In terms of raw materials, we may have to find alternatives fairly soon, as experts predict that demand for copper (an essential component to smartphones) will have outstripped supply by 2050, and in 2013 Friends of the Earth found that tin mining (used in circuit boards) can devastate the local environment, replacing lush forests with acidic craters – let alone the disturbing allegations of child slavery in cobalt mines in the Democratic Republic of the Congo. According to the Minerals Education Coalition, a single baby born in the US today will use up 539 lbs of zinc, 903 lbs of lead and 985 lbs of copper during their lifetime.

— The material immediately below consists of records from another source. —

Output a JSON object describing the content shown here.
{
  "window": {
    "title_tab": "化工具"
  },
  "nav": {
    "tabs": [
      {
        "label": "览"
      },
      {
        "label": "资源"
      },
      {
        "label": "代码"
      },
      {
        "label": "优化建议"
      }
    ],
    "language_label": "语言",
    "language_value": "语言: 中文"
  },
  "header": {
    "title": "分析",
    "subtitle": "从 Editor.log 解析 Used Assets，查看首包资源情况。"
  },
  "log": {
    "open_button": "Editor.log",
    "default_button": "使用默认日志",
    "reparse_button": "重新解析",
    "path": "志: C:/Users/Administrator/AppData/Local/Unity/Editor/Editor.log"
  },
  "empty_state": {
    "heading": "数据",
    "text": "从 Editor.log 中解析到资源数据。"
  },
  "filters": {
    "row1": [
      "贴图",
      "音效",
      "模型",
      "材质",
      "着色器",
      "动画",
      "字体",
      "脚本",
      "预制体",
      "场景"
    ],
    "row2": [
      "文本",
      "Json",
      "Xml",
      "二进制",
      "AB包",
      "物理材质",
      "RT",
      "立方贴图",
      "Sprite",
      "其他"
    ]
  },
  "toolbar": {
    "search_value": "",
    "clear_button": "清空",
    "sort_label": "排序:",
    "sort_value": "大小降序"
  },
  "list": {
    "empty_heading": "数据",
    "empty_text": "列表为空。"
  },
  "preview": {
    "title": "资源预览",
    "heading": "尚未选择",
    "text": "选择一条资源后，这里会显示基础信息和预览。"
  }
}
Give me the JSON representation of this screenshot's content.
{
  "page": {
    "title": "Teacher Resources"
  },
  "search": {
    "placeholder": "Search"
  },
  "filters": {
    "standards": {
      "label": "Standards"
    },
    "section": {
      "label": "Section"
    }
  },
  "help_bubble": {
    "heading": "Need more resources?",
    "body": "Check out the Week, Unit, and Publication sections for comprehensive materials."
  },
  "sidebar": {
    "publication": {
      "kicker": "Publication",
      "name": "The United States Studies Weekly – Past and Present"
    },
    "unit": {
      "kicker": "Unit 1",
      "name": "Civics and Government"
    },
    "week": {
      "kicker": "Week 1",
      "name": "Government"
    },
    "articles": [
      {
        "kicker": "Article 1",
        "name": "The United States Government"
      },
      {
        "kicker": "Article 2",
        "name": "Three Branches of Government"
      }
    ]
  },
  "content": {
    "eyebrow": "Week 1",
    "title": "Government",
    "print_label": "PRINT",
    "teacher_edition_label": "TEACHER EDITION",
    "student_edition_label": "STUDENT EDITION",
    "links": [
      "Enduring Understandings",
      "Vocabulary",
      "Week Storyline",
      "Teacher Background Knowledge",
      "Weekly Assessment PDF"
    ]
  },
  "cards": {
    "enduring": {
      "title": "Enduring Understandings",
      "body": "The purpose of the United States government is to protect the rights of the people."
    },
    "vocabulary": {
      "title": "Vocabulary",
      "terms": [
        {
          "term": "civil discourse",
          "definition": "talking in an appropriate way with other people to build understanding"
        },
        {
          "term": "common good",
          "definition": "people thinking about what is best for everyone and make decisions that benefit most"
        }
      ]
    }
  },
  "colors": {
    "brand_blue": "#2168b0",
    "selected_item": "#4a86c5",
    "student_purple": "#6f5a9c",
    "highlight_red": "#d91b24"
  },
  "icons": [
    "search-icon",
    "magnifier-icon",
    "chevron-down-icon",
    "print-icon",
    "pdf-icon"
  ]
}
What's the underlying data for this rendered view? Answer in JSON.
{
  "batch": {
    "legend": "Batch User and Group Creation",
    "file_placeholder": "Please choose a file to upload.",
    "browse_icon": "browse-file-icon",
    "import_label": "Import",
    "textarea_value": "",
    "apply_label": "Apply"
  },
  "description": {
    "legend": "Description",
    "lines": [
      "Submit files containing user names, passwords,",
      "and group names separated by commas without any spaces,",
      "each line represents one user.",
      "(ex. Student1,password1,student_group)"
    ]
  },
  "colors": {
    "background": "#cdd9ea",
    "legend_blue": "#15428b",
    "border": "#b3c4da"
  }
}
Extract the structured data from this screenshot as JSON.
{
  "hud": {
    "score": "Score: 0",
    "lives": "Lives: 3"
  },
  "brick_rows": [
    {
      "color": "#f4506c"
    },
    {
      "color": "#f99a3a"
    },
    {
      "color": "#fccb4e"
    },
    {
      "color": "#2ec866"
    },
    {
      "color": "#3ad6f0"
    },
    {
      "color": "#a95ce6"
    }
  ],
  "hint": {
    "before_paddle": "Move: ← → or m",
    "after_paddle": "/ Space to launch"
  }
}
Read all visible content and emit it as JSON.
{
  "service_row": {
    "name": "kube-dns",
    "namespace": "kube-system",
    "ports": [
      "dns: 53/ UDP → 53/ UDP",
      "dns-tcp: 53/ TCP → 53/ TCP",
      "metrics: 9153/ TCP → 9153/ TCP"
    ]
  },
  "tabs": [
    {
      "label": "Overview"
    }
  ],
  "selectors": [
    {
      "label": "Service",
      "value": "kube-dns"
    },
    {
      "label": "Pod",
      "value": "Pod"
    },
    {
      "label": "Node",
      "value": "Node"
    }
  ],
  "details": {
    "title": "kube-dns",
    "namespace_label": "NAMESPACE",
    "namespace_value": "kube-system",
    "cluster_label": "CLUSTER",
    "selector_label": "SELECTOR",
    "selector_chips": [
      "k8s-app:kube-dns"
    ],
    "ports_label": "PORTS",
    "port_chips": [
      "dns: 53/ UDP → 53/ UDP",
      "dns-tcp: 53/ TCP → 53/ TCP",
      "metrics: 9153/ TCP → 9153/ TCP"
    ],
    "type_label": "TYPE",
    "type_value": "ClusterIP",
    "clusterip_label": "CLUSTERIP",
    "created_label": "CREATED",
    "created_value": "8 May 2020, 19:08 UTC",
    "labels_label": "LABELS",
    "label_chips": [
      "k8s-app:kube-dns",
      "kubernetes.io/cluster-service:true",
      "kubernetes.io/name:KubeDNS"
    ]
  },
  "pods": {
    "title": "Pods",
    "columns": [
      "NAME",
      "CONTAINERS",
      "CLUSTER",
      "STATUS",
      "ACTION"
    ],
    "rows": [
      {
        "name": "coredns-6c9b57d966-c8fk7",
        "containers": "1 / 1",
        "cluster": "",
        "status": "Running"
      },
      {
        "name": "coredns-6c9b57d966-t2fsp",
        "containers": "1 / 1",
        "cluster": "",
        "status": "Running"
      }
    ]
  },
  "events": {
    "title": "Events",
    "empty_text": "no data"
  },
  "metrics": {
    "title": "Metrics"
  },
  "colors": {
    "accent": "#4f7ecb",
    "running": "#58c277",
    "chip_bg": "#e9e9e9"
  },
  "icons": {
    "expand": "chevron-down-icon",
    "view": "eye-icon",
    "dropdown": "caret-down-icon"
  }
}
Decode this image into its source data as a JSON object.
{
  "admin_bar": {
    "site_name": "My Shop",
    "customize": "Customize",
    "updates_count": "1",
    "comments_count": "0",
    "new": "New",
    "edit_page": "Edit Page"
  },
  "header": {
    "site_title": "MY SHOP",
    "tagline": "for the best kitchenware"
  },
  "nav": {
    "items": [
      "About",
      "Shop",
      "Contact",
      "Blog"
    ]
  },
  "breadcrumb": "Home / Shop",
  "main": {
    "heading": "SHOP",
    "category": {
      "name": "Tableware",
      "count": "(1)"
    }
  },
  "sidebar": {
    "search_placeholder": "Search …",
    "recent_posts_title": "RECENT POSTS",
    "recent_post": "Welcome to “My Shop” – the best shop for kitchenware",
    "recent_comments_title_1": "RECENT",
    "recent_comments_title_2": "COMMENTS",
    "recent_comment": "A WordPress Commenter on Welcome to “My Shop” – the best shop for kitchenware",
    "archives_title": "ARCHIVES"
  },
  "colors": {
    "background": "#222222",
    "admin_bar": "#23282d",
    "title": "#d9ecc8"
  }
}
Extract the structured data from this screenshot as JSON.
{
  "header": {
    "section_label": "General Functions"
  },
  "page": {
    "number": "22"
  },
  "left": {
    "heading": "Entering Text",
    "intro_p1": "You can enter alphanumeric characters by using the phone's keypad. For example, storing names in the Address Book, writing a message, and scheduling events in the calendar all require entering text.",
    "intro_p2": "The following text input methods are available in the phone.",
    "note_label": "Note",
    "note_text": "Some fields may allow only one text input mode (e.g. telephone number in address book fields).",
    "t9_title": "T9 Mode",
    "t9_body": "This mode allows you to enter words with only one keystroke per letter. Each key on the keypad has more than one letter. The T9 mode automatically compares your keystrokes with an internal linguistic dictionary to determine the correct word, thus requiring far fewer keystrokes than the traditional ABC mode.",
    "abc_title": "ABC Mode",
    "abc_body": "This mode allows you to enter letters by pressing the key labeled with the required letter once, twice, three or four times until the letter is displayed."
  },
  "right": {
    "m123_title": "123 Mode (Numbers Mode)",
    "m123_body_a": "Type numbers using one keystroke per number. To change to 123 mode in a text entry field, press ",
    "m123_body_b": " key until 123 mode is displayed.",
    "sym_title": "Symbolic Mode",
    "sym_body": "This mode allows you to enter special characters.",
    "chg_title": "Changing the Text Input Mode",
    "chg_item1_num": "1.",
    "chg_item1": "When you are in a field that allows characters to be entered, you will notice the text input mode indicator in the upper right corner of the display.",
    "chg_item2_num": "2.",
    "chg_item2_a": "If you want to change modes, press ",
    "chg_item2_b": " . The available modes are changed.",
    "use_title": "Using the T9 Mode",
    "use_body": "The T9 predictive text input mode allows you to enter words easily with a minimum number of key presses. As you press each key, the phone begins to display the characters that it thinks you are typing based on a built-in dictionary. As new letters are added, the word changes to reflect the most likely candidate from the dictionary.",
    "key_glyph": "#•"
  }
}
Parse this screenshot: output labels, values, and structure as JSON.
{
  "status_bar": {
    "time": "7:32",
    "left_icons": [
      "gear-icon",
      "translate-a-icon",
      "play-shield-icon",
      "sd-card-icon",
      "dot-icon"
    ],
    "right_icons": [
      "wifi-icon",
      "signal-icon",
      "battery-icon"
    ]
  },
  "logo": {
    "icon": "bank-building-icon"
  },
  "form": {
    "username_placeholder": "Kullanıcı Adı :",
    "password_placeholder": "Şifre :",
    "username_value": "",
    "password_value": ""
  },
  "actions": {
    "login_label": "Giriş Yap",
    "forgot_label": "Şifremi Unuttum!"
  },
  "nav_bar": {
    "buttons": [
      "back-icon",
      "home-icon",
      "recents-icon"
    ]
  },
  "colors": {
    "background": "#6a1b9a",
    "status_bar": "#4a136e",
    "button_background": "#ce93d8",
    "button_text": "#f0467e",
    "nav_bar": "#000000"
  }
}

Our obsession with the latest tech, and our transmission of that on to our kids, cannot last – once these minerals are gone, they are gone, and any new gadgets with them.
But it’s not all bad – according to The Digitalist’s calculations, if development and innovation in IoT-enabling technology continues at the same meteoric rate as today, then the total savings created by these devices could be up to 3.5 Gts, with only 0.2 Gts emitted by their creation and operation. This is encouraging, as it means that implementing a full IoT ecosystem does, in fact, help more than it will hinder and that we most likely will not destroy the planet because of our unending quest for efficiency.
Although smart device sales are not expected to drop or even plateau soon, investment in renewable energy seems to be becoming the new space race, with China and the US together contributing two-thirds of the 75 Gigawatt solar capacity increase in 2016 – a 33% increase on the year before. The political capital of being green seems as if it is gaining traction – despite or even because of a yoogely famous billionaire now in charge of the world’s largest economy – and this could seriously help the cause of sustainable energy worldwide.
Companies such as The Trans-African HydroMeteorological Observatory (TAHMO) are also using the IoT for research and humanitarian aid. This project helps to educate local communities, map out untapped weather systems and monitor changes in the climate to contribute to the ascent of sustainable development in the IoT, and the all-important data bank. The IoT goes hand in hand with the renewable energy sector, which is also experiencing a huge wave of innovation, a move towards start-ups over corporations as digital nativism becomes invaluable, and of course the backing of Elon Musk – a factor which should never be left out of consideration.
With the pace of innovation in the renewable sector approaching that of the IoT, it surely cannot be long before emerging players in both markets decide to embrace the inevitable: Some form of IoT enabled, crowdfunded, open-source network of renewable energy devices, that is completely self-servicing, can redistribute energy exactly where it is needed, and can optimize energy harvesting to store energy for future need.
Seems unlikely? What year are you living in?